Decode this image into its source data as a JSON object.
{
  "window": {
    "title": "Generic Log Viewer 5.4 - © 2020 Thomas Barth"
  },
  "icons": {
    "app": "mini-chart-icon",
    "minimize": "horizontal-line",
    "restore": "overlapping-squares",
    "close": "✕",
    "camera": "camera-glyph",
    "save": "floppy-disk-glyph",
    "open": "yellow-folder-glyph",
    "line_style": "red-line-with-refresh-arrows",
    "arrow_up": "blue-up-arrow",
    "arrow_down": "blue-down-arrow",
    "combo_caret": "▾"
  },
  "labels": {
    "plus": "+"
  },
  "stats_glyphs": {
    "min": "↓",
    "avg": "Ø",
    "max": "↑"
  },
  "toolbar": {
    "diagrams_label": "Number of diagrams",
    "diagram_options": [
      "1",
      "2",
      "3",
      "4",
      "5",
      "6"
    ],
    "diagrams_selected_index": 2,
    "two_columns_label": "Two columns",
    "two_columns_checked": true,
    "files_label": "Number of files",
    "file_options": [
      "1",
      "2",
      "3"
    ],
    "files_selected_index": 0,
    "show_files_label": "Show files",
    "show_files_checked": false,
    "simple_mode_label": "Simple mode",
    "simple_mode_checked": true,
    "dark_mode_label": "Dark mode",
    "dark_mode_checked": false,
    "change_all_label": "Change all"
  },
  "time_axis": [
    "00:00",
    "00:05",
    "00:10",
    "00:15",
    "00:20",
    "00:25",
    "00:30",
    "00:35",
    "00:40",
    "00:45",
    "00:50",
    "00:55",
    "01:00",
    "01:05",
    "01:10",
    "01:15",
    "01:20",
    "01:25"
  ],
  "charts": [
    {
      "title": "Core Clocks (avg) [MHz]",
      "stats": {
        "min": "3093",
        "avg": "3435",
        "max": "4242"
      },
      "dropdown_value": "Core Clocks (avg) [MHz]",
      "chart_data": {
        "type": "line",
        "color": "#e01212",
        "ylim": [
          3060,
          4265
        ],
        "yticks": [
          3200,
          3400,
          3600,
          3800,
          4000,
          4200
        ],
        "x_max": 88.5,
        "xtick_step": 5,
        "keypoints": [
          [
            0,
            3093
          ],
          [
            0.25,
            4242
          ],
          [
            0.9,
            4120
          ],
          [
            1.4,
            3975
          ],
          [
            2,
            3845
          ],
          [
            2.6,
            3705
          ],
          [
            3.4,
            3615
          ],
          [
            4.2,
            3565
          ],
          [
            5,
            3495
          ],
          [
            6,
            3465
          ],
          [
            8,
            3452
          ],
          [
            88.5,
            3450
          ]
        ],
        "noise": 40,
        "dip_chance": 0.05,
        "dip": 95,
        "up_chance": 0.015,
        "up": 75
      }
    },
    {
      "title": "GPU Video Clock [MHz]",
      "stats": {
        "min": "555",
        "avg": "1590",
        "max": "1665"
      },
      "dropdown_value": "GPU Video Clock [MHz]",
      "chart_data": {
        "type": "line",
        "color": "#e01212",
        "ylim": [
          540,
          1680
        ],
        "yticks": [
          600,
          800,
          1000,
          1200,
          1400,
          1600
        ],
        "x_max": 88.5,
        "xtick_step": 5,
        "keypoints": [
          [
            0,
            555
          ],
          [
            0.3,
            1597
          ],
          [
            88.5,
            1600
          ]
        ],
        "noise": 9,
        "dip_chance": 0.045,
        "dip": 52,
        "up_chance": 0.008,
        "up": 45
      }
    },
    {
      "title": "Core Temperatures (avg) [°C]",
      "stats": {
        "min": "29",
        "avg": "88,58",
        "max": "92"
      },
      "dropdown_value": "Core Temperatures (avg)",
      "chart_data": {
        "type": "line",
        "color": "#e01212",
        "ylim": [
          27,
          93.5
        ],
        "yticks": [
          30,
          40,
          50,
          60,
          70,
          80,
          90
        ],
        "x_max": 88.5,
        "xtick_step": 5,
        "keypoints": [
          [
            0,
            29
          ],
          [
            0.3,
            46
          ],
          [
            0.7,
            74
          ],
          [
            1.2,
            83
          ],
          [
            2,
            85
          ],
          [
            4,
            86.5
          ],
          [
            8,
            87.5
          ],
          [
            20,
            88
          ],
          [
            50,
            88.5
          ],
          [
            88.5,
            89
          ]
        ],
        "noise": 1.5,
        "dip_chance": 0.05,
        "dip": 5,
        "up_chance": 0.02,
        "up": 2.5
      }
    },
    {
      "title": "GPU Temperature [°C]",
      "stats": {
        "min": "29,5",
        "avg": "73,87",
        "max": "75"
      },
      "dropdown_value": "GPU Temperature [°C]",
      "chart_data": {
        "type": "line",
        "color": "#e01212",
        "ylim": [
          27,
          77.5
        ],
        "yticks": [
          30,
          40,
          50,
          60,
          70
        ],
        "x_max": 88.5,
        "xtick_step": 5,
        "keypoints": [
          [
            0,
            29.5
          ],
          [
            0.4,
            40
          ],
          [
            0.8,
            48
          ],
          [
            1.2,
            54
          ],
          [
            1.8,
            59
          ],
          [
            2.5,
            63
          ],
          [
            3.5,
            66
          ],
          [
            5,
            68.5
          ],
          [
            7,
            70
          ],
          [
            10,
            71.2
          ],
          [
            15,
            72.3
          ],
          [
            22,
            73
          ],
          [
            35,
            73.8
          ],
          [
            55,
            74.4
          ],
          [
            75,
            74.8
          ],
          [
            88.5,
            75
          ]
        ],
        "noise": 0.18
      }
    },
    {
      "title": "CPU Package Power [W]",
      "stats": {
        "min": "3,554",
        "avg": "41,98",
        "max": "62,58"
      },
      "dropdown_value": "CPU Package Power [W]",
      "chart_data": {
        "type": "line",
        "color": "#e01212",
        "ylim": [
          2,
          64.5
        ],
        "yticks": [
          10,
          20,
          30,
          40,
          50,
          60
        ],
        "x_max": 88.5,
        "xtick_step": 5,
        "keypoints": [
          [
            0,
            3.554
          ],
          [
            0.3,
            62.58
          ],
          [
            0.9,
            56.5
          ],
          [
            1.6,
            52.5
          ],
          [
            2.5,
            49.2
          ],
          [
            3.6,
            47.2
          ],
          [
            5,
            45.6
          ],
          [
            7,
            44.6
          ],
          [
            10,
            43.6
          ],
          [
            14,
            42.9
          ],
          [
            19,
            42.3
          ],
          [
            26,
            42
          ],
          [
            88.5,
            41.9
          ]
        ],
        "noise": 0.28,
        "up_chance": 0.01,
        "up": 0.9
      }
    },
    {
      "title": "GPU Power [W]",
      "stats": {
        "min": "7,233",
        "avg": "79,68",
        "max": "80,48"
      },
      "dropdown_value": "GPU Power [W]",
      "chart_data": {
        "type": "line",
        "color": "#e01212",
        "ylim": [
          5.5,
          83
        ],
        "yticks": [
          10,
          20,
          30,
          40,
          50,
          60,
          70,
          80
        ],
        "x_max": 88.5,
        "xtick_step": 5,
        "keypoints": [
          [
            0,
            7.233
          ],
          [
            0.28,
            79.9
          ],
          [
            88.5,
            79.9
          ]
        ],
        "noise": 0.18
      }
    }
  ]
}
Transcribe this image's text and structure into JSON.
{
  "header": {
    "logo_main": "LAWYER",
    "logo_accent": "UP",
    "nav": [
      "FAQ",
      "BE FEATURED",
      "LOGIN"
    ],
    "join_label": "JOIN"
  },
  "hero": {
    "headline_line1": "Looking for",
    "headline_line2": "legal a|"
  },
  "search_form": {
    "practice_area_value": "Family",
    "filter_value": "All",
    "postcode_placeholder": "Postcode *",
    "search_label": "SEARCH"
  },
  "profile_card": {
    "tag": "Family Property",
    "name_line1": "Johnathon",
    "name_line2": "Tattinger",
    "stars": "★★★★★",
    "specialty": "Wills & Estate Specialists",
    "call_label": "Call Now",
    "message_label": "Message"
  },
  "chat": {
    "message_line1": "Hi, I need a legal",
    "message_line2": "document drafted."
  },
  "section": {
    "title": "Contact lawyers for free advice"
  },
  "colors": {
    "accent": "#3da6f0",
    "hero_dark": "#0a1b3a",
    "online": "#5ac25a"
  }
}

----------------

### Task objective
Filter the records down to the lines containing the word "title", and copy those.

### Answer section
    "title": "Generic Log Viewer 5.4 - © 2020 Thomas Barth"
      "title": "Core Clocks (avg) [MHz]",
      "title": "GPU Video Clock [MHz]",
      "title": "Core Temperatures (avg) [°C]",
      "title": "GPU Temperature [°C]",
      "title": "CPU Package Power [W]",
      "title": "GPU Power [W]",
    "title": "Contact lawyers for free advice"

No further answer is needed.